City Council Defers Action on Clean Air Ordinance

Friday May 06 2011

Neighbors to Keep the Pressure
Next Community Meeting:
Wednesday May 11, 6.30 PM, Casa Aztlan (1831 S. Racine)

Pilsen Alliance members joined hundreds of supporters of the Chicago Clean Air Ordinance at a joint City Council committee hearing April 21 to highlight urgent need for action against toxic emissions in the community. Unfortunately, the vote meant to move the ordinance to its final stretch in the full City Council was once again postponed. For now, Pilsen residents will have to keep waiting.

The Chicago Clean Air Ordinance was introduced by Ald. Joe Moore (49th) a year ago, and it aims at reducing toxic emissions from the last two remaining energy producing coal plants in Chicago: Fisk, in Pilsen, and Crawford, Little Village, further west. Both neighborhoods are densely populated and serve as home to blue collar, immigrant communities.

The ordinance essentially mandates Power Generation, owner of the two plants, to either switch to a cleaner source of energy, such as gas, or shut down by 2018. Present at the hearing were also Power Generation workers, fearful of a potential threat to their jobs.

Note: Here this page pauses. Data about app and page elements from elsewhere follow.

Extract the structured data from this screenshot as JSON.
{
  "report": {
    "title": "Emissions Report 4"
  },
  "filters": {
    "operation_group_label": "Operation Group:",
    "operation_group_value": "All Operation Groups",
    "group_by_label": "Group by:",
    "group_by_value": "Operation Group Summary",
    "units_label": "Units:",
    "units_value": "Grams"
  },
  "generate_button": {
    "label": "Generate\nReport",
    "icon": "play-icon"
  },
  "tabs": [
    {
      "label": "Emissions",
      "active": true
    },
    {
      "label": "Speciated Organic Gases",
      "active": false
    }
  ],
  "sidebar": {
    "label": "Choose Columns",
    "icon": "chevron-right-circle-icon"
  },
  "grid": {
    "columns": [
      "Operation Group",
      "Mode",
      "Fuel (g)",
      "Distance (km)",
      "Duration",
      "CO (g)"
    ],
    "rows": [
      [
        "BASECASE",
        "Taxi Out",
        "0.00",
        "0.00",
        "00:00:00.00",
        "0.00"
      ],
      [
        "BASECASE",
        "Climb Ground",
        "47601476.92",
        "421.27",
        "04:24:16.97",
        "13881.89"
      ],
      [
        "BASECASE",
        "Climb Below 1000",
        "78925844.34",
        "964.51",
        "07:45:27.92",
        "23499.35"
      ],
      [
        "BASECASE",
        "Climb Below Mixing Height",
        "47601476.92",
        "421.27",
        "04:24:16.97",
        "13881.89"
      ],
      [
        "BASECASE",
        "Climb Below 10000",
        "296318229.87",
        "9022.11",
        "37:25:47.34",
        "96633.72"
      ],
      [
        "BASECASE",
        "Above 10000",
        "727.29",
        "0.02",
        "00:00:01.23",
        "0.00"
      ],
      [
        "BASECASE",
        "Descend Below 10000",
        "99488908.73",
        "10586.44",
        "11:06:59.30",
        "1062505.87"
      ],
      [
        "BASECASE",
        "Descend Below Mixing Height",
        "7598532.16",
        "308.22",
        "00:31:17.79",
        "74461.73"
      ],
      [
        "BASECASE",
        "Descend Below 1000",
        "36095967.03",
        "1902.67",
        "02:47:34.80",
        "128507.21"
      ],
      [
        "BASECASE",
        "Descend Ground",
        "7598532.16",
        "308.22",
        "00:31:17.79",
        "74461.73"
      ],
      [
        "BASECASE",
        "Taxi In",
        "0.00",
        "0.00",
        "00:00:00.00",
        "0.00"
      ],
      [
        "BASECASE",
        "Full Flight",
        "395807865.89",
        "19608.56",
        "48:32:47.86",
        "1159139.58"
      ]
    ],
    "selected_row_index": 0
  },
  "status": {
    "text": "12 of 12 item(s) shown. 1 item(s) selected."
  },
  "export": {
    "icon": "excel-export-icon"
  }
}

The issue of clean air in Pilsen has taken new urgency since the Chicago Tribune denounced alarming levels of lead content in the area’s air. In 2010, the lead content in Pilsen’s air was recorded for a full year from the roof of Manuel Perez Jr. Elementary School, 1241 West 19th Street. According to the numbers, lead levels recorded from the site where 500 students attend classes daily were above federal standards during three out of four three-month periods in 2010, once up to 10 times the levels recommended by health specialists.

The issue of air pollution in Pilsen became a pivotal theme in the last municipal election, three weeks ago. In the midst of a tight runoff race, powerful Chicago alderman Daniel Solis (25th), whose ward includes Pilsen, decided to put aside his declared skepticism about the ordinance and committed his full support for it. Separately, Solis has introduced his own ordinance focusing on lead pollution.

The prospects of residents’ achieving an answer to their demands for action have gained momentum and key support after years of inaction by the polluters and the authorities. Unfortunately, while neighbors may be closer to a solution than ever, after a new deferment by city leaders Thursday, for now they will have to keep waiting.